▶ _EXERCISE_: Below are records; count how many of their lines contain the word "data" and give the number alone.

▶ _EXTRACTED INFORMATION_:
■ ■ ■

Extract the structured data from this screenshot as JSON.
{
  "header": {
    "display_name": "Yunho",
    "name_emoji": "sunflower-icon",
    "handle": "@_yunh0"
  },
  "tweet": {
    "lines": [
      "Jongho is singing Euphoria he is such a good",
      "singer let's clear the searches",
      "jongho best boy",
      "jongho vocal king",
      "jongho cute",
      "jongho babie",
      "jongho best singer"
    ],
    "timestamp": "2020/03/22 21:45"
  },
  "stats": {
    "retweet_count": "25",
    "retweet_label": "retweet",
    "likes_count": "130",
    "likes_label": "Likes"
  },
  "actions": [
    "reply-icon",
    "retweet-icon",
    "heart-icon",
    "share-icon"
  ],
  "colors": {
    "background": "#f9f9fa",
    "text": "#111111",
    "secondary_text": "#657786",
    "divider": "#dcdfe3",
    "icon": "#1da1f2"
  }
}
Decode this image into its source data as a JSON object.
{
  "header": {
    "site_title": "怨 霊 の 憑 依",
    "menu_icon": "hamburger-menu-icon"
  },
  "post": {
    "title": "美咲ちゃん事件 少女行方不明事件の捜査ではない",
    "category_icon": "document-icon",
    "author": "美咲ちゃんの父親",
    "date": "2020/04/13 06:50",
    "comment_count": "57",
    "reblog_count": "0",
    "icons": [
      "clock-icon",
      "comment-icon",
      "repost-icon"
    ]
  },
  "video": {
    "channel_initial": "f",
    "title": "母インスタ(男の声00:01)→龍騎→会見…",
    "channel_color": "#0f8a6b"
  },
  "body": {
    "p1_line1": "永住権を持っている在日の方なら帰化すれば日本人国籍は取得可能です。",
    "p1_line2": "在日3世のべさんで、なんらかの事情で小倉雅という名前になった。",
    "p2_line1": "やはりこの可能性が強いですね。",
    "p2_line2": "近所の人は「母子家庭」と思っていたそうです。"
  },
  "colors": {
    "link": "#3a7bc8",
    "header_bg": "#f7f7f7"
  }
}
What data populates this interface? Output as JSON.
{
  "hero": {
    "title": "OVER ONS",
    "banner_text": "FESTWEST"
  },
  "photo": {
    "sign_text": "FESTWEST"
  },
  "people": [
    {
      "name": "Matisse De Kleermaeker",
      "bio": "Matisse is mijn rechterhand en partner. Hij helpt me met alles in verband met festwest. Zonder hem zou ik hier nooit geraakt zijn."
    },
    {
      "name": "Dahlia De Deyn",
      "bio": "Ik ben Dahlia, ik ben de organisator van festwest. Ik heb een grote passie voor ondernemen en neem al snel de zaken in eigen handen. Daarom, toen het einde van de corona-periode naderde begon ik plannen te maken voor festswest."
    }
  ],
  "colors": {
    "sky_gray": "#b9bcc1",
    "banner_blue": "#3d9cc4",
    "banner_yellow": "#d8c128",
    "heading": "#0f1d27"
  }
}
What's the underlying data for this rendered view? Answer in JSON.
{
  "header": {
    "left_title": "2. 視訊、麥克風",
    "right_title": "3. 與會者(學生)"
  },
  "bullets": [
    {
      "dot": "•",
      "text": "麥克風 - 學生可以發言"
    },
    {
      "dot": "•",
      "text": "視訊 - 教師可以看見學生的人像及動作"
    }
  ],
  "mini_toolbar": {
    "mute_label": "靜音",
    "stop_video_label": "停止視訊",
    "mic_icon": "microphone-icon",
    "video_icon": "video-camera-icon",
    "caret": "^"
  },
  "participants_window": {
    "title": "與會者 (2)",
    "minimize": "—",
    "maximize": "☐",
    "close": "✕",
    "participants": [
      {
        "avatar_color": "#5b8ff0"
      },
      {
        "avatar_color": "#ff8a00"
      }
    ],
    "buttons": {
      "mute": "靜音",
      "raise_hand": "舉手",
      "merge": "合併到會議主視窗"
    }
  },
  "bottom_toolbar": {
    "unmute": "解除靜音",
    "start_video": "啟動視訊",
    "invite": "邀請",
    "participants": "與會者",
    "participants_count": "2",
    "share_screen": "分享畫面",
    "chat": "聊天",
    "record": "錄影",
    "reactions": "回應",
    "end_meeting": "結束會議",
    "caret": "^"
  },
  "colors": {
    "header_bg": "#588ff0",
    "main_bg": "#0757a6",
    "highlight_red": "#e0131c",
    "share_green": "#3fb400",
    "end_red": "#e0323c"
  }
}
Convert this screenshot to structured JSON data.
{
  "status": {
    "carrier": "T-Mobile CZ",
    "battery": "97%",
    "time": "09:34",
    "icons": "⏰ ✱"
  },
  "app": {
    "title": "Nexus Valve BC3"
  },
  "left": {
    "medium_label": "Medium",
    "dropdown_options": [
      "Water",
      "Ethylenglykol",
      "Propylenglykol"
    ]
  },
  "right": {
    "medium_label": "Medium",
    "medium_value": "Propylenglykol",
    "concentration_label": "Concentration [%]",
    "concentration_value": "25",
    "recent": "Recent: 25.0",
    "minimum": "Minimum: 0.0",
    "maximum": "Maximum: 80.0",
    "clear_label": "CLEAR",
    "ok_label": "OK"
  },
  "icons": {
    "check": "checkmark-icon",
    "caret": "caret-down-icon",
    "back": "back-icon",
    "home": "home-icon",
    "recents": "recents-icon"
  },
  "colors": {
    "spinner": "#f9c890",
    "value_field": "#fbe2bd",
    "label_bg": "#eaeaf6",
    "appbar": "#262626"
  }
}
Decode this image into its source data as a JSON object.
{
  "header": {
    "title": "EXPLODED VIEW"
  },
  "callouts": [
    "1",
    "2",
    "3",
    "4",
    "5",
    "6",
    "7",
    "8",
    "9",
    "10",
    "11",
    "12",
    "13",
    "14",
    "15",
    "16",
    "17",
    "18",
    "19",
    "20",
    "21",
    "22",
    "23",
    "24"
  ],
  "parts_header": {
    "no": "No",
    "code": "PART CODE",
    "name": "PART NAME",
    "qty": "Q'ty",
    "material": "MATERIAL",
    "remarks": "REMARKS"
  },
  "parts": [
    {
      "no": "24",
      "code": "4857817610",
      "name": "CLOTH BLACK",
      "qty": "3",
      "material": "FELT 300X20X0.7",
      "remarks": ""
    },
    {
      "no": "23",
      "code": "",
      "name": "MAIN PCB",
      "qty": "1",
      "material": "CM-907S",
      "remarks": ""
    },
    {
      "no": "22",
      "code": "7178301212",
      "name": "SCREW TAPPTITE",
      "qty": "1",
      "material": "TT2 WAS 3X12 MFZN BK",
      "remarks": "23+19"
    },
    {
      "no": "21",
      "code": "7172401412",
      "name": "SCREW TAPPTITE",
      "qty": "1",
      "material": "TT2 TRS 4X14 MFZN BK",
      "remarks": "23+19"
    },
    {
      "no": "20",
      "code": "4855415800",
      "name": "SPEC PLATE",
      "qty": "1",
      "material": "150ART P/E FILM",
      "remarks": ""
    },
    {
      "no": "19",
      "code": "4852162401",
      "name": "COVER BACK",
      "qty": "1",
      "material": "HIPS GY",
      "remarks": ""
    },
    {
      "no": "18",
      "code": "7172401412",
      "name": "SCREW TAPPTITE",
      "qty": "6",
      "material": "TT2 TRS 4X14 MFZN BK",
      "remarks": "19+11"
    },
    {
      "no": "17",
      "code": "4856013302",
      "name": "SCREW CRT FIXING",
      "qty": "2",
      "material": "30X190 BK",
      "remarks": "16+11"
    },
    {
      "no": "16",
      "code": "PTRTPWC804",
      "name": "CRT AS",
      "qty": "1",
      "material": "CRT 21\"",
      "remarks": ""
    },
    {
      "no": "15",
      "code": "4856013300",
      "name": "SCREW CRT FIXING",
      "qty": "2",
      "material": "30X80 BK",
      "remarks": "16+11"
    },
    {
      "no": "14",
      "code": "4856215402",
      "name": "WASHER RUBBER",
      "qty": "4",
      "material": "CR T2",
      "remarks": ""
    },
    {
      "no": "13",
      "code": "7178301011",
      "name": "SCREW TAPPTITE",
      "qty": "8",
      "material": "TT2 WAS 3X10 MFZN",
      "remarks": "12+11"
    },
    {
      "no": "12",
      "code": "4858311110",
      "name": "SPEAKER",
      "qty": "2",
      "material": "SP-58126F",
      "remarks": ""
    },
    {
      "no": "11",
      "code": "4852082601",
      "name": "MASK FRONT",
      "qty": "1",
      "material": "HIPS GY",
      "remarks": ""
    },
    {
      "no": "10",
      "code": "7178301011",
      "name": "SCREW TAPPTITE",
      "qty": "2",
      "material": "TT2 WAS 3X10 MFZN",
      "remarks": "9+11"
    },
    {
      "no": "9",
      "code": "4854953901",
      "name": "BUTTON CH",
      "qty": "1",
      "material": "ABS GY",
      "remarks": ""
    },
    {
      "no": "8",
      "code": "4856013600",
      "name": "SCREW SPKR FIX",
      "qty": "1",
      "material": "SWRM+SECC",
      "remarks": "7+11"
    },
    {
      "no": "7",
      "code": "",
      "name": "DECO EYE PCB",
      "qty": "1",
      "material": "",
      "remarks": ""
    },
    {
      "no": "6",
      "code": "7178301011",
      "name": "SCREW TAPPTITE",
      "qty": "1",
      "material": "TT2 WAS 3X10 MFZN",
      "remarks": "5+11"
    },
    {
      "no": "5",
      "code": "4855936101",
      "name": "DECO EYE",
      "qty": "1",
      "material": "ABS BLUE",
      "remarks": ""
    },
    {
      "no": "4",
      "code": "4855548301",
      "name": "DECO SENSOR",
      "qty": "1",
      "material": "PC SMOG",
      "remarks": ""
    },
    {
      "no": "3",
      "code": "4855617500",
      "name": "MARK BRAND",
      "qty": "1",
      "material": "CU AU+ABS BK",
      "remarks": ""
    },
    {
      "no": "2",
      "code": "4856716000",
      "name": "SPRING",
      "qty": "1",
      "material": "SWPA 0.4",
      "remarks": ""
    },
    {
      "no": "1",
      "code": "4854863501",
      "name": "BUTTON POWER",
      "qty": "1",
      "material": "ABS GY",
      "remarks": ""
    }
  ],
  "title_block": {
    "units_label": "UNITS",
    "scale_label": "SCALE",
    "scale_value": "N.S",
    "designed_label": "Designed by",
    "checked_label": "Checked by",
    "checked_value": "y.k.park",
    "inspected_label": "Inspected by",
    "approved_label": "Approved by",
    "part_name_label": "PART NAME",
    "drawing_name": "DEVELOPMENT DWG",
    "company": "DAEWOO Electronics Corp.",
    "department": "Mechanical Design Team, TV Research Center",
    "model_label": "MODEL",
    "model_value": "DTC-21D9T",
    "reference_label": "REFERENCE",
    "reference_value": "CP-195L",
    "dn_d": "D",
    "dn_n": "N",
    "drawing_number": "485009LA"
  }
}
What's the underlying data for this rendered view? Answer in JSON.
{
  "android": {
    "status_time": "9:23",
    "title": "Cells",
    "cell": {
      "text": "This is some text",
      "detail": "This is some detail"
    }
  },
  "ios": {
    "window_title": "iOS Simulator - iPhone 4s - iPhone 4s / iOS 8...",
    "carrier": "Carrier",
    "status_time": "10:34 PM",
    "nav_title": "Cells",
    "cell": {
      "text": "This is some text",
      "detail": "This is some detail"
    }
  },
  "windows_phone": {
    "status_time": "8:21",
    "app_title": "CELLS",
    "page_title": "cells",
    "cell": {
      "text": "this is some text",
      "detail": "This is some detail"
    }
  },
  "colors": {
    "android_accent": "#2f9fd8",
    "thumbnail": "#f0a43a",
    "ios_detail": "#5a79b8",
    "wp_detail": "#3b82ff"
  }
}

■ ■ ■

▶ _TASK OUTPUT_: 7